by Rhodri C. Williams
A short piece I wrote on the relationship between ‘housing, land and property’ (HLP) rights and durable solutions for displaced persons has been published in the Global Protection Cluster Digest, vol. 1/2014, and can be accessed in pdf form here. I have also added the last draft before final edits just below.
The thrust of the piece will be pretty familiar to any regular readers of this blog. I’ve been going on about the steady demise of the Pinheiro Principles and their exclusive focus on restitution (over other forms of reparation) for some time now.

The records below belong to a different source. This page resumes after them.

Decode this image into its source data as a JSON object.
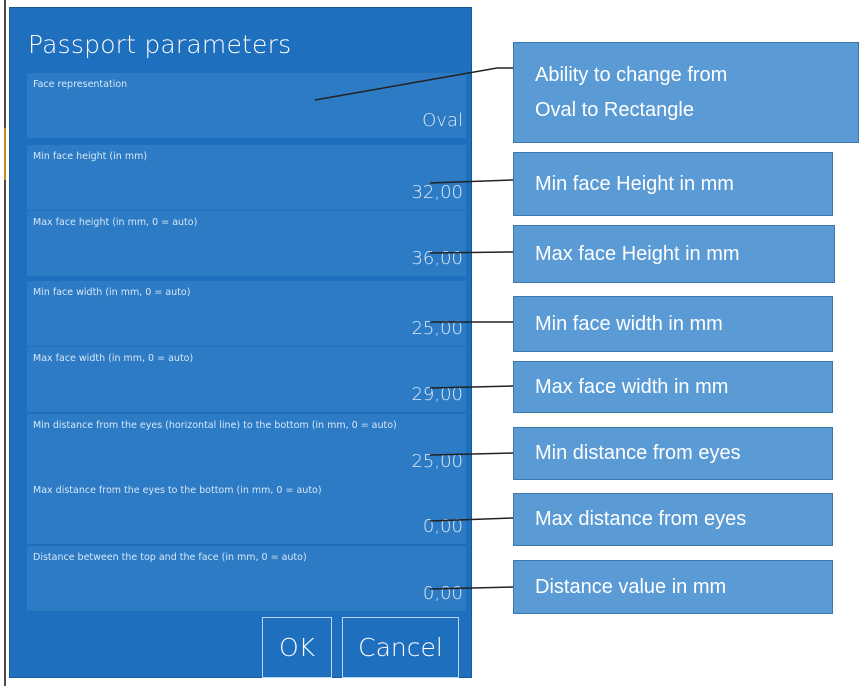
{
  "dialog": {
    "title": "Passport parameters",
    "fields": [
      {
        "label": "Face representation",
        "value": "Oval"
      },
      {
        "label": "Min face height (in mm)",
        "value": "32,00"
      },
      {
        "label": "Max face height (in mm, 0 = auto)",
        "value": "36,00"
      },
      {
        "label": "Min face width (in mm, 0 = auto)",
        "value": "25,00"
      },
      {
        "label": "Max face width (in mm, 0 = auto)",
        "value": "29,00"
      },
      {
        "label": "Min distance from the eyes (horizontal line) to the bottom (in mm, 0 = auto)",
        "value": "25,00"
      },
      {
        "label": "Max distance from the eyes to the bottom (in mm, 0 = auto)",
        "value": "0,00"
      },
      {
        "label": "Distance between the top and the face (in mm, 0 = auto)",
        "value": "0,00"
      }
    ],
    "ok_label": "OK",
    "cancel_label": "Cancel"
  },
  "callouts": {
    "face_representation_line1": "Ability to change from",
    "face_representation_line2": "Oval to Rectangle",
    "min_face_height": "Min face Height in mm",
    "max_face_height": "Max face Height in mm",
    "min_face_width": "Min face width in mm",
    "max_face_width": "Max face width in mm",
    "min_distance_eyes": "Min distance from eyes",
    "max_distance_eyes": "Max distance from eyes",
    "distance_value": "Distance value in mm"
  },
  "colors": {
    "dialog_bg": "#1f6fbf",
    "field_bg": "#2d7bc4",
    "callout_bg": "#5b9bd5"
  }
}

As precedents like the ECHR Demopoulos decision and humanitarian changes in tack like the IDP Durable Solutions Framework crowded in, it became ever more clear that a more balanced approach was justified.
Indeed, even before the spike in global displacement seen since 2011, growing awareness of the problem of protracted displacement had put local integration front and center in international discussions of durable solutions. Where displacement persists because return is not on the table, continuing to emphasize the future hope of restitution can distract both displaced persons and host communities from practical steps to ameliorate the here and now. Meaning that a more balanced approach was also necessary.